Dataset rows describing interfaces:
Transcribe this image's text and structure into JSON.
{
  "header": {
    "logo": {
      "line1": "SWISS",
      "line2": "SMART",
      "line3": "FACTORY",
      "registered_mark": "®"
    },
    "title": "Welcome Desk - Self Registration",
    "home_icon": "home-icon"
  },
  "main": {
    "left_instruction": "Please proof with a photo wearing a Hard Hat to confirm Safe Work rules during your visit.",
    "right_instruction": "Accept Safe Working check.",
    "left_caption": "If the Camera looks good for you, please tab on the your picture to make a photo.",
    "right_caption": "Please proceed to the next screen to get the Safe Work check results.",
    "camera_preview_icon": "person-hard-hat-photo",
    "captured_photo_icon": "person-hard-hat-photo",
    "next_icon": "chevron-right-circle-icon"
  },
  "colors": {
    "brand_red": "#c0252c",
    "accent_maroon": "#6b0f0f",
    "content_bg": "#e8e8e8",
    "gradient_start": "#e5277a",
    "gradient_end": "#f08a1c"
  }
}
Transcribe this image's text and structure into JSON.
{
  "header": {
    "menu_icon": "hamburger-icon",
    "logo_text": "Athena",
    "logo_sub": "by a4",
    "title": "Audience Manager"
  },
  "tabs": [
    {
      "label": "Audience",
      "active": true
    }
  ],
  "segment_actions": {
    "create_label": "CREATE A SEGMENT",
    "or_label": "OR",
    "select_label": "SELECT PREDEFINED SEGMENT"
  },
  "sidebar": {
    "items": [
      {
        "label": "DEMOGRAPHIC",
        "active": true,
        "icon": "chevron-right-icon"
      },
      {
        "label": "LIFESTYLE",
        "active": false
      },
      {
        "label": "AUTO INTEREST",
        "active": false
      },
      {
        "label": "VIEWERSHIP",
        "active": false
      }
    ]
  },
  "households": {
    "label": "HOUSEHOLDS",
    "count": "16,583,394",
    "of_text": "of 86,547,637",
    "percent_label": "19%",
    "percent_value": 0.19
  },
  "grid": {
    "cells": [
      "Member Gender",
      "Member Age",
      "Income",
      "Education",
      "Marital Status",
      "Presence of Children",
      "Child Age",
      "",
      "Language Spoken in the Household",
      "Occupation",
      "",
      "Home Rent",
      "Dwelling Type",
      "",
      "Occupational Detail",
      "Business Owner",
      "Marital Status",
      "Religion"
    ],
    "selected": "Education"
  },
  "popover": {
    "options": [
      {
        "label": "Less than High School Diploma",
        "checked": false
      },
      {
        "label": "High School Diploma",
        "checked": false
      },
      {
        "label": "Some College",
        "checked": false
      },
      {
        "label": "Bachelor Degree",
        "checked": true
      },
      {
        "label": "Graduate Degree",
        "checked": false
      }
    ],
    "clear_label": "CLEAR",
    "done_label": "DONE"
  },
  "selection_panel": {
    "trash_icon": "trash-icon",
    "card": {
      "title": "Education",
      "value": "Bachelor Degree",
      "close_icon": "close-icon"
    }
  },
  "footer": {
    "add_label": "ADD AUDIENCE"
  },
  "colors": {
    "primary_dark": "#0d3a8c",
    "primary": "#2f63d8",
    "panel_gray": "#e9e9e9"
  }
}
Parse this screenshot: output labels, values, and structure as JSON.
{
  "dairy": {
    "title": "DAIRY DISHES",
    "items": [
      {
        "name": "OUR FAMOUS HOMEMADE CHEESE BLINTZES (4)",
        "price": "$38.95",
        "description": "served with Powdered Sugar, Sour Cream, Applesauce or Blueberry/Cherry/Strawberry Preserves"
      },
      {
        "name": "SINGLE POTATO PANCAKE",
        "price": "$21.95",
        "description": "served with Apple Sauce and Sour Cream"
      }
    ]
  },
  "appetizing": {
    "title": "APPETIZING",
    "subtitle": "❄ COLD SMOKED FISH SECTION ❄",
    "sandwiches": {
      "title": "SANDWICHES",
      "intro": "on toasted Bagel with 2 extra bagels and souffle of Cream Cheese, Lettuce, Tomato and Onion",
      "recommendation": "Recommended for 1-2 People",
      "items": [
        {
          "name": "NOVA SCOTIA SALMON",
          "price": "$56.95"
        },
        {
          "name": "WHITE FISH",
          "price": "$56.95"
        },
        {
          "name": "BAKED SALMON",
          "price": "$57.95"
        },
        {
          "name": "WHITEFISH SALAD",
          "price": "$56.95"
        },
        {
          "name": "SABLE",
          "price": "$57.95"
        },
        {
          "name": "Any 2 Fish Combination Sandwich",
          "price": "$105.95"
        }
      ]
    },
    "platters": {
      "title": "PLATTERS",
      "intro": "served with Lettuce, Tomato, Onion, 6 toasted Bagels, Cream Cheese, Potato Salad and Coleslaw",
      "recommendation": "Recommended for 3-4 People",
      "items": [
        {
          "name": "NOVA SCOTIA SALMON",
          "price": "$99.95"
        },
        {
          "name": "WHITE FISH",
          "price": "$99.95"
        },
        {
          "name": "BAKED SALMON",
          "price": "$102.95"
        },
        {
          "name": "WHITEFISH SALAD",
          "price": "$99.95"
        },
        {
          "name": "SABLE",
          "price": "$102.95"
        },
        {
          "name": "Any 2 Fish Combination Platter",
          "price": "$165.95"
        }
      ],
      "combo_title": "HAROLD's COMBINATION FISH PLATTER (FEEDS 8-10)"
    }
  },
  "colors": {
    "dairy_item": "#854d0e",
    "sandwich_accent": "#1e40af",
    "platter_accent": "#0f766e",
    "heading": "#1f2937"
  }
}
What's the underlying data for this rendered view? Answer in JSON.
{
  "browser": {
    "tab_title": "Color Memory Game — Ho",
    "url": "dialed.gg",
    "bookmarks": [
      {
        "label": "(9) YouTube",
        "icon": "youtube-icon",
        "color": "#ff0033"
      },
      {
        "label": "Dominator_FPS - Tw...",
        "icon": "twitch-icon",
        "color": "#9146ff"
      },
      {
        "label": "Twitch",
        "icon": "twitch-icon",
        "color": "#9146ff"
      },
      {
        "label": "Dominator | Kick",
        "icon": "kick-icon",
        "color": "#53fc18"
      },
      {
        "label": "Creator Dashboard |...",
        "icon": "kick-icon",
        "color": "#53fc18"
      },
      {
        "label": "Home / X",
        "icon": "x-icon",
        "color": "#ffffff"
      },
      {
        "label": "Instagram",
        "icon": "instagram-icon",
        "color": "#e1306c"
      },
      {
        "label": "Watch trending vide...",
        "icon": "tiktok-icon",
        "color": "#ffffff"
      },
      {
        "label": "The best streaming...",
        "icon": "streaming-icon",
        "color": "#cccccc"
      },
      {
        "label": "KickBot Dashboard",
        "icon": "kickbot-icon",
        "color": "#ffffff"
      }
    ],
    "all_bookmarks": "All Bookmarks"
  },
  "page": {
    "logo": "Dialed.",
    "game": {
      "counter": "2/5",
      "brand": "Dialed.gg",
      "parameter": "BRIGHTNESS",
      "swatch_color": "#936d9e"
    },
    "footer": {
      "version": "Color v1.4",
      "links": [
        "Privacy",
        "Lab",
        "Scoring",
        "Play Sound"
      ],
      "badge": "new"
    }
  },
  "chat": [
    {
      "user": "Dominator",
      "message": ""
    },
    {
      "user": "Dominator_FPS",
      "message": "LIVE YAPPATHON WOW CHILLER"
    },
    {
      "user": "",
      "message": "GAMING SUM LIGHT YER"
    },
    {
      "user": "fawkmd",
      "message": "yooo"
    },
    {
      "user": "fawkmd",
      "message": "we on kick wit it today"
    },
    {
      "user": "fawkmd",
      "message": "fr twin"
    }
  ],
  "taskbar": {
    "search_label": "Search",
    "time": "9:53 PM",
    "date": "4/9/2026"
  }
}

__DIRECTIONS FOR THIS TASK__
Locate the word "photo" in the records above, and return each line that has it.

__OUTPUT BELOW__
    "left_instruction": "Please proof with a photo wearing a Hard Hat to confirm Safe Work rules during your visit.",
    "left_caption": "If the Camera looks good for you, please tab on the your picture to make a photo.",
    "camera_preview_icon": "person-hard-hat-photo",
    "captured_photo_icon": "person-hard-hat-photo",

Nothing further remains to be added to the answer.